22. The applicant claimed HRK 645.63 Croatian kunas in respect of pecuniary damage, which corresponded to the amount of fine, the costs of proceedings and the fee he had to pay (see paragraph 3 above). He also claimed EUR 10,000 in respect of non-pecuniary damage, and HRK 15,937.50 in respect of costs and expenses incurred before the domestic courts and before the Court.

23. The Government contested these claims.

24. The Court has found that convicting the applicant for the minor offence in question and imposing a fine had been in breach of Article 7 of the Convention. It therefore accepts the applicant’s claim in respect of pecuniary damage and awards him EUR 86 under this head, plus any tax that may be chargeable on that amount.

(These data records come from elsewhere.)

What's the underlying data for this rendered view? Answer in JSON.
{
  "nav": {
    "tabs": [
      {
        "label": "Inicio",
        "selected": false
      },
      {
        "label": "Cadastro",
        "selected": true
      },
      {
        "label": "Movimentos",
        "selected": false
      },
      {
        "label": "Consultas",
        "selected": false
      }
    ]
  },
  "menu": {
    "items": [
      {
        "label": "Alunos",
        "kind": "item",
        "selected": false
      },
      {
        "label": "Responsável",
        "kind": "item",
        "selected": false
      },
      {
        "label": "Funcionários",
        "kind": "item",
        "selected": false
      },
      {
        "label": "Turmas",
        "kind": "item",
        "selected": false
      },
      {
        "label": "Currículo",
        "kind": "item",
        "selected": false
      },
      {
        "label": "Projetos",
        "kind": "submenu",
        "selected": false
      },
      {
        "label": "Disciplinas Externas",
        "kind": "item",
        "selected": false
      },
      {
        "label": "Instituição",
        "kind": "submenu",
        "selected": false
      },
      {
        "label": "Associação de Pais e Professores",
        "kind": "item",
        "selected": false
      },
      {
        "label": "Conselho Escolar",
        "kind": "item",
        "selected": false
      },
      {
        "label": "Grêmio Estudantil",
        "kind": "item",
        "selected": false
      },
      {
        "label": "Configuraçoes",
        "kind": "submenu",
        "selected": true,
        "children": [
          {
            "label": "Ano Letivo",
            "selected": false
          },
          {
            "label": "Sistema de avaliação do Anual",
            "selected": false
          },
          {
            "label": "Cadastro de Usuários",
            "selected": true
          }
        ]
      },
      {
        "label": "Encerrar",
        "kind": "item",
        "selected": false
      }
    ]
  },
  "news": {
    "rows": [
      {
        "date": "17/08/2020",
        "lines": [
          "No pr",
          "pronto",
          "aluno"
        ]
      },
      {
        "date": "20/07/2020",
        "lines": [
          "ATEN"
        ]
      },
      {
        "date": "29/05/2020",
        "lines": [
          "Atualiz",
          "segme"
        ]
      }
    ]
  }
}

25. As regards non-pecuniary damage, the Court awards the applicant EUR 1,500, plus any tax that may be chargeable.

26. Having regard to the documents in its possession, the Court considers it reasonable to award EUR 2,115 covering costs and expenses under all heads, plus any tax that may be chargeable to the applicant.


1. Joins to the merits the Government’s objection as to the lack of a significant disadvantage and rejects it;

2. Declares the complaint under Article 7 of the Convention admissible;

3. Holds that there has been a violation of Article 7 of the Convention;

4. Holds that there is no need to examine the admissibility and merits of the complaints under Article 6 of the Convention and Article 1 of Protocol No. 1 thereto;

5. Holds,

(a) that the respondent State is to pay the applicant, within three months, the following amounts:

(i) EUR 86 (eighty-six euros), plus any tax that may be chargeable, in respect of pecuniary damage;

(ii) EUR 1,500 (one thousand and five hundred euros), plus any tax that may be chargeable, in respect of non-pecuniary damage;

(iii) EUR 2,115 (two thousand one hundred and fifteen euros), plus any tax that may be chargeable to the applicant, in respect of costs and expenses;

(b) that from the expiry of the above-mentioned three months until settlement simple interest shall be payable on the above amounts at a rate equal to the marginal lending rate of the European Central Bank during the default period plus three percentage points;

6. Dismisses the remainder of the applicant’s claim for just satisfaction.

Done in English, and notified in writing on 9 May 2023, pursuant to Rule 77 §§ 2 and 3 of the Rules of Court.

Dorothee von Arnim                 Pauliine Koskelo
Deputy Registrar                           President

Click to rate this post!
[Total: 0 Average: 0]

Leave a Reply

Your email address will not be published. Required fields are marked *